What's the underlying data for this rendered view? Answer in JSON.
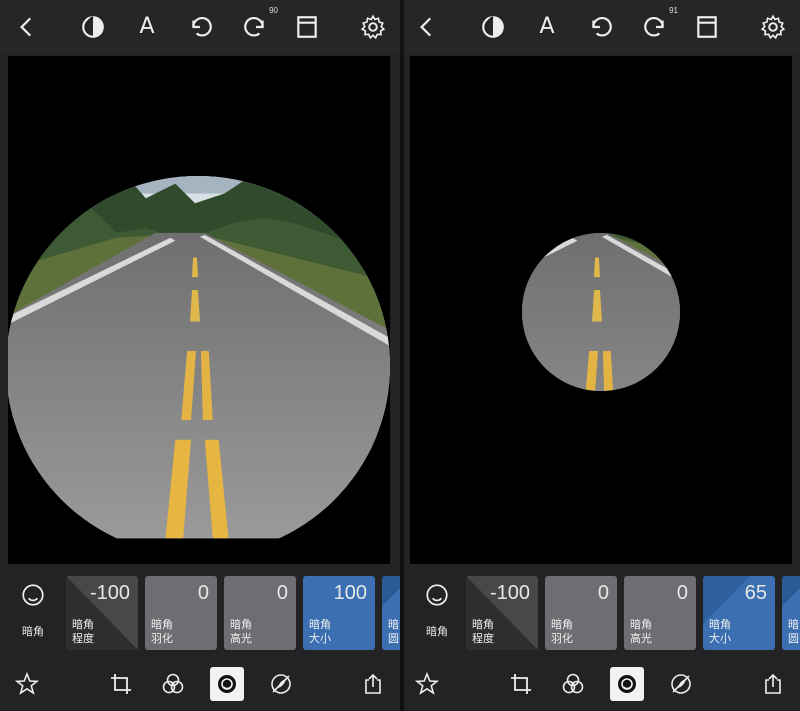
{
  "left": {
    "toolbar": {
      "redo_badge": "90"
    },
    "side_tool_label": "暗角",
    "tiles": [
      {
        "value": "-100",
        "line1": "暗角",
        "line2": "程度"
      },
      {
        "value": "0",
        "line1": "暗角",
        "line2": "羽化"
      },
      {
        "value": "0",
        "line1": "暗角",
        "line2": "高光"
      },
      {
        "value": "100",
        "line1": "暗角",
        "line2": "大小"
      },
      {
        "value": "",
        "line1": "暗",
        "line2": "圆"
      }
    ]
  },
  "right": {
    "toolbar": {
      "redo_badge": "91"
    },
    "side_tool_label": "暗角",
    "tiles": [
      {
        "value": "-100",
        "line1": "暗角",
        "line2": "程度"
      },
      {
        "value": "0",
        "line1": "暗角",
        "line2": "羽化"
      },
      {
        "value": "0",
        "line1": "暗角",
        "line2": "高光"
      },
      {
        "value": "65",
        "line1": "暗角",
        "line2": "大小"
      },
      {
        "value": "",
        "line1": "暗",
        "line2": "圆"
      }
    ]
  },
  "toolbar": {
    "text_tool_glyph": "A"
  },
  "colors": {
    "accent": "#3b6fb1",
    "background": "#232325",
    "canvas": "#000000"
  },
  "icons": [
    "back-icon",
    "mask-icon",
    "text-icon",
    "undo-icon",
    "redo-icon",
    "layout-icon",
    "gear-icon",
    "vignette-icon",
    "star-icon",
    "crop-icon",
    "filters-icon",
    "vignette-tool-icon",
    "heal-icon",
    "share-icon"
  ]
}
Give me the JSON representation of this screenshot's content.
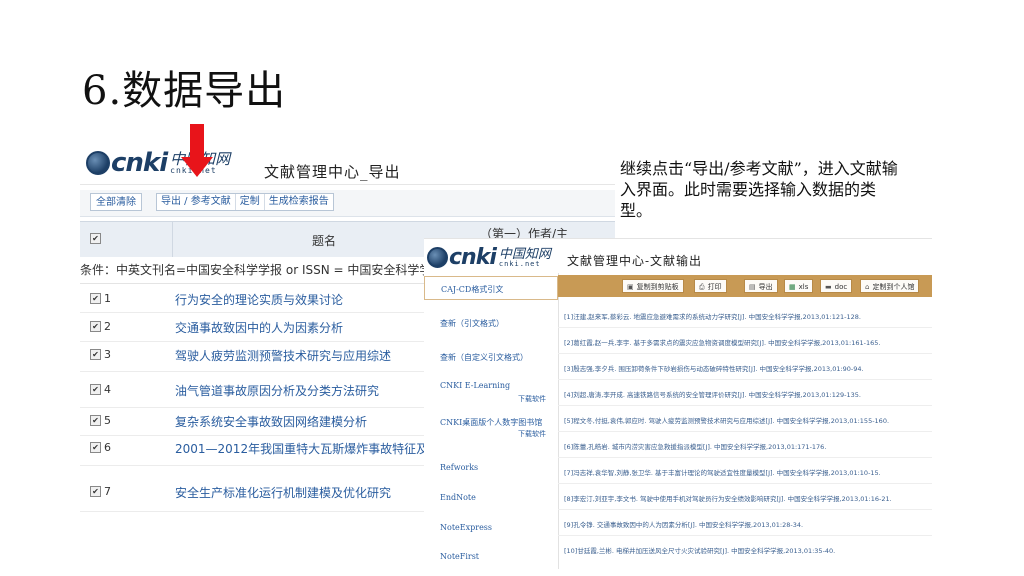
{
  "slide": {
    "title": "6.数据导出",
    "description": "继续点击“导出/参考文献”，进入文献输入界面。此时需要选择输入数据的类型。"
  },
  "colors": {
    "accent_red": "#e8141a",
    "link_blue": "#2a5d9f",
    "toolbar_gold": "#c89a55",
    "cnki_navy": "#1d3f66"
  },
  "screenshot1": {
    "logo": {
      "brand": "cnki",
      "cn": "中国知网",
      "net": "cnki.net"
    },
    "app_title": "文献管理中心_导出",
    "toolbar": {
      "clear_all": "全部清除",
      "export_ref": "导出 / 参考文献",
      "customize": "定制",
      "gen_report": "生成检索报告"
    },
    "table": {
      "header_title": "题名",
      "header_author": "（第一）作者/主",
      "condition": "条件：中英文刊名=中国安全科学学报 or ISSN = 中国安全科学学报 or",
      "rows": [
        {
          "num": "1",
          "title": "行为安全的理论实质与效果讨论"
        },
        {
          "num": "2",
          "title": "交通事故致因中的人为因素分析"
        },
        {
          "num": "3",
          "title": "驾驶人疲劳监测预警技术研究与应用综述"
        },
        {
          "num": "4",
          "title": "油气管道事故原因分析及分类方法研究"
        },
        {
          "num": "5",
          "title": "复杂系统安全事故致因网络建模分析"
        },
        {
          "num": "6",
          "title": "2001—2012年我国重特大瓦斯爆炸事故特征及发生"
        },
        {
          "num": "7",
          "title": "安全生产标准化运行机制建模及优化研究"
        }
      ]
    }
  },
  "screenshot2": {
    "logo": {
      "brand": "cnki",
      "cn": "中国知网",
      "net": "cnki.net"
    },
    "app_title": "文献管理中心-文献输出",
    "sidebar": [
      {
        "label": "CAJ-CD格式引文",
        "sub": ""
      },
      {
        "label": "查新（引文格式）",
        "sub": ""
      },
      {
        "label": "查新（自定义引文格式）",
        "sub": ""
      },
      {
        "label": "CNKI E-Learning",
        "sub": "下载软件"
      },
      {
        "label": "CNKI桌面版个人数字图书馆",
        "sub": "下载软件"
      },
      {
        "label": "Refworks",
        "sub": ""
      },
      {
        "label": "EndNote",
        "sub": ""
      },
      {
        "label": "NoteExpress",
        "sub": ""
      },
      {
        "label": "NoteFirst",
        "sub": ""
      }
    ],
    "toolbar": {
      "copy": "复制到剪贴板",
      "print": "打印",
      "export": "导出",
      "xls": "xls",
      "doc": "doc",
      "custom": "定制到个人馆"
    },
    "citations": [
      "[1]汪建,赵来军,蔡彩云. 地震应急避难需求的系统动力学研究[J]. 中国安全科学学报,2013,01:121-128.",
      "[2]葛红霞,赵一兵,李宇. 基于多需求点的震灾应急物资调度模型研究[J]. 中国安全科学学报,2013,01:161-165.",
      "[3]殷志强,李夕兵. 围压卸荷条件下砂岩损伤与动态破碎特性研究[J]. 中国安全科学学报,2013,01:90-94.",
      "[4]刘超,唐涛,李开成. 高速铁路信号系统的安全管理评价研究[J]. 中国安全科学学报,2013,01:129-135.",
      "[5]程文冬,付挺,袁伟,郭应时. 驾驶人疲劳监测预警技术研究与应用综述[J]. 中国安全科学学报,2013,01:155-160.",
      "[6]陈蕾,孔皓岩. 城市内涝灾害应急救援指派模型[J]. 中国安全科学学报,2013,01:171-176.",
      "[7]冯志祥,袁华智,刘静,张卫华. 基于丰富计理论的驾驶适宜性度量模型[J]. 中国安全科学学报,2013,01:10-15.",
      "[8]李宏汀,刘亚宇,李文书. 驾驶中使用手机对驾驶员行为安全绩效影响研究[J]. 中国安全科学学报,2013,01:16-21.",
      "[9]孔令铮. 交通事故致因中的人为因素分析[J]. 中国安全科学学报,2013,01:28-34.",
      "[10]甘廷霞,兰彬. 电梯井加压送风全尺寸火灾试验研究[J]. 中国安全科学学报,2013,01:35-40."
    ]
  }
}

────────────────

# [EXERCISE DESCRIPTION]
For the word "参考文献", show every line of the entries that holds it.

# [EXERCISE ANSWER]
    "description": "继续点击“导出/参考文献”，进入文献输入界面。此时需要选择输入数据的类型。"
      "export_ref": "导出 / 参考文献",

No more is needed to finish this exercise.